■ **What the exercise asks**
Find the string "Diagnosen" in the entries and copy each line that has it.

(Page and application data records)
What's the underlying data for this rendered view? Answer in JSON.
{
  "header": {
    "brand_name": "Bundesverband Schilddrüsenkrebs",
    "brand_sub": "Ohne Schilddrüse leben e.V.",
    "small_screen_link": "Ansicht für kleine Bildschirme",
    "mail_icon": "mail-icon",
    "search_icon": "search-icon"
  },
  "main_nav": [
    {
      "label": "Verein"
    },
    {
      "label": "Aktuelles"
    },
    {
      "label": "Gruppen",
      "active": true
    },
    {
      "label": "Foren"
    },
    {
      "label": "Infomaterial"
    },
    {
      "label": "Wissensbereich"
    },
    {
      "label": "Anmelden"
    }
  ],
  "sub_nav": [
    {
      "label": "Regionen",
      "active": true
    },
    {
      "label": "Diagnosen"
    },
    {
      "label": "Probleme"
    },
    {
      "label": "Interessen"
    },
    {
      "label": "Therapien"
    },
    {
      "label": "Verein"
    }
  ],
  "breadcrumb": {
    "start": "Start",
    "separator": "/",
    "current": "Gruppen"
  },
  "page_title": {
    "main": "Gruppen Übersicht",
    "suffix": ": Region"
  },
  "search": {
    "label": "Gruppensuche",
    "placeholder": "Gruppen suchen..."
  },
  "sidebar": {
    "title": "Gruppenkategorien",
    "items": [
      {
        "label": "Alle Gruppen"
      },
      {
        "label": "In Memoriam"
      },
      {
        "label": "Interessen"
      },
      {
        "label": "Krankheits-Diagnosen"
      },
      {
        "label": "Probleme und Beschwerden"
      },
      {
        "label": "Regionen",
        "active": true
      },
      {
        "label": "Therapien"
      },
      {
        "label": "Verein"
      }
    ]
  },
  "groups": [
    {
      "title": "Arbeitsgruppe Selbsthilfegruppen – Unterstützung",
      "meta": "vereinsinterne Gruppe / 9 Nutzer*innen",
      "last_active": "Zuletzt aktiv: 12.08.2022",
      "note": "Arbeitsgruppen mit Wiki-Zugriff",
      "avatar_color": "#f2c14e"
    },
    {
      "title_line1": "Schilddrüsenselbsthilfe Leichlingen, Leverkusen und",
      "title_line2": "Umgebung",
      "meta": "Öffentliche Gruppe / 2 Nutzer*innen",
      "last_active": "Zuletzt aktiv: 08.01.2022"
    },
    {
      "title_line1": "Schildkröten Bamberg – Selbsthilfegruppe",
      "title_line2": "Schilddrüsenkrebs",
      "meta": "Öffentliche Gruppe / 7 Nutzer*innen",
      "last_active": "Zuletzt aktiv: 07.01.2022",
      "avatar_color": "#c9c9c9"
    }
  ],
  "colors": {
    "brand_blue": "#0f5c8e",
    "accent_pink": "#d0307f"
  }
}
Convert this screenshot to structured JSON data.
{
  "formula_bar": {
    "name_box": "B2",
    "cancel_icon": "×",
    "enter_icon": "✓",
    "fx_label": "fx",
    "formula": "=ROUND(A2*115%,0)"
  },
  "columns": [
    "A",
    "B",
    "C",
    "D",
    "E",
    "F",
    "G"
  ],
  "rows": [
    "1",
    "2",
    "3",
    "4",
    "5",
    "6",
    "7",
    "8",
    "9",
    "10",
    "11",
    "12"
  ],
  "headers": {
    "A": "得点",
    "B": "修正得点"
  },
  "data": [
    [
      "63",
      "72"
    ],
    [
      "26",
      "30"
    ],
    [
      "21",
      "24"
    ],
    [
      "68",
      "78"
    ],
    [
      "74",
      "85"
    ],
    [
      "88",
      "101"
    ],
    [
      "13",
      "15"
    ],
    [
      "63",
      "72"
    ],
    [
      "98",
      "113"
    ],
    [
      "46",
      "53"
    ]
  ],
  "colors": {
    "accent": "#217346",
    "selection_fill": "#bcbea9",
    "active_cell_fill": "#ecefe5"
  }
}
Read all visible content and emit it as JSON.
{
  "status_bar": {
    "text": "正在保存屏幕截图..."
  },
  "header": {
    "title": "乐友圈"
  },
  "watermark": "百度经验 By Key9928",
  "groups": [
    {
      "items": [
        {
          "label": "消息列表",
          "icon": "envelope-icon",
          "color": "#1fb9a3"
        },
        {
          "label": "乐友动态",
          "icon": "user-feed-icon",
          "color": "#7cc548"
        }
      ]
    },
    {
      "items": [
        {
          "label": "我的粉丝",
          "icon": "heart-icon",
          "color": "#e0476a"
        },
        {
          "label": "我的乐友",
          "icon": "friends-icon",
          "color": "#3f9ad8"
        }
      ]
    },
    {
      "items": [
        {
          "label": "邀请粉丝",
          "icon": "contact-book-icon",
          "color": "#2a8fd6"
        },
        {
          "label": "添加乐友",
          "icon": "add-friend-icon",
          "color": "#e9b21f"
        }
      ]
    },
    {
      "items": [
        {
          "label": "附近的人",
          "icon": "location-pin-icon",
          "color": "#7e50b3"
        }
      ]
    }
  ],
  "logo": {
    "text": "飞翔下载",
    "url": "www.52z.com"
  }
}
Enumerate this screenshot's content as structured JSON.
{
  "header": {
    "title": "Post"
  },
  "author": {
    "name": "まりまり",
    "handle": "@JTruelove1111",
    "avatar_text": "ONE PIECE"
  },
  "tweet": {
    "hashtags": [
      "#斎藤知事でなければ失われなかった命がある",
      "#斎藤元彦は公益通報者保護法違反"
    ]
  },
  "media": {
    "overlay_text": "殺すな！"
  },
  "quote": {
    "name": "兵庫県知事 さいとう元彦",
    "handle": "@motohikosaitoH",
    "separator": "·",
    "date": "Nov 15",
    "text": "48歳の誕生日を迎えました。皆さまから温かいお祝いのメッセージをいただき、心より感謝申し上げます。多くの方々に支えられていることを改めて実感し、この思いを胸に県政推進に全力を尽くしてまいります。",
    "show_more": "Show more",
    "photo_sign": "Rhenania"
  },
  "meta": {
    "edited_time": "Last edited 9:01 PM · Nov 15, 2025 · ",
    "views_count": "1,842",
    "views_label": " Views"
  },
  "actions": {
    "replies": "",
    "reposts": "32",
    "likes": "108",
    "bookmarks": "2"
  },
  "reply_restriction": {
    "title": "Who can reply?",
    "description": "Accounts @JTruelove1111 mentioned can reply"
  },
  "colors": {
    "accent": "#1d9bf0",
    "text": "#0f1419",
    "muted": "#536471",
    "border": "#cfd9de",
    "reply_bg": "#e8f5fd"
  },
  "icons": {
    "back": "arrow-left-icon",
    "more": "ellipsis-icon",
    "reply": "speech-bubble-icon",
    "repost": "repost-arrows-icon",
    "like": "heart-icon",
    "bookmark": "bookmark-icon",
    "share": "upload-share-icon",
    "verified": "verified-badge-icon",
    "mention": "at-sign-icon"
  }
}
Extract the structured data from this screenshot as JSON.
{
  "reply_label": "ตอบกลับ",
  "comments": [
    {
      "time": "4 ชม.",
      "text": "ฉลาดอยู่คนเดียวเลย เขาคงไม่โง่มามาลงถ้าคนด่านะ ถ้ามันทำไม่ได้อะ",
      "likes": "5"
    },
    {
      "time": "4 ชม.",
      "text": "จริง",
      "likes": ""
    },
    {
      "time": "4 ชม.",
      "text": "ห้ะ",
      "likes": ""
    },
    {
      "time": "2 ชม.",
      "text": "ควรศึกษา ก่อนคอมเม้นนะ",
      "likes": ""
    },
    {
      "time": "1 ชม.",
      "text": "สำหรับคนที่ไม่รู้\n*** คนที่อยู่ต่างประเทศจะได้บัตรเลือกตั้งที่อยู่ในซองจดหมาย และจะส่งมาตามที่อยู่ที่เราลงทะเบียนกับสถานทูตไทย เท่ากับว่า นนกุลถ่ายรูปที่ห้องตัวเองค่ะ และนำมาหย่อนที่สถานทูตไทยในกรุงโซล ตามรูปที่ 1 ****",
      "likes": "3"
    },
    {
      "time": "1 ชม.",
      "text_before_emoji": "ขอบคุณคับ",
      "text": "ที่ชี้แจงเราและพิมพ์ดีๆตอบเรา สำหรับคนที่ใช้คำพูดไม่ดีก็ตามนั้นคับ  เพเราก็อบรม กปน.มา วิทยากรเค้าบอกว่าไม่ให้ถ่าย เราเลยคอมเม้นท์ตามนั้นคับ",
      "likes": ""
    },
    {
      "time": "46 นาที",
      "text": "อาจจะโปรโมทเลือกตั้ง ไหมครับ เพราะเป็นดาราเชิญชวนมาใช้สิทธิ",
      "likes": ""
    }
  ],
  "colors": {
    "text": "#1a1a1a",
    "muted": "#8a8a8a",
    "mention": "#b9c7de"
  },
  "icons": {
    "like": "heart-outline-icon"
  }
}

■ **Expected answer**
      "label": "Diagnosen"
        "label": "Krankheits-Diagnosen"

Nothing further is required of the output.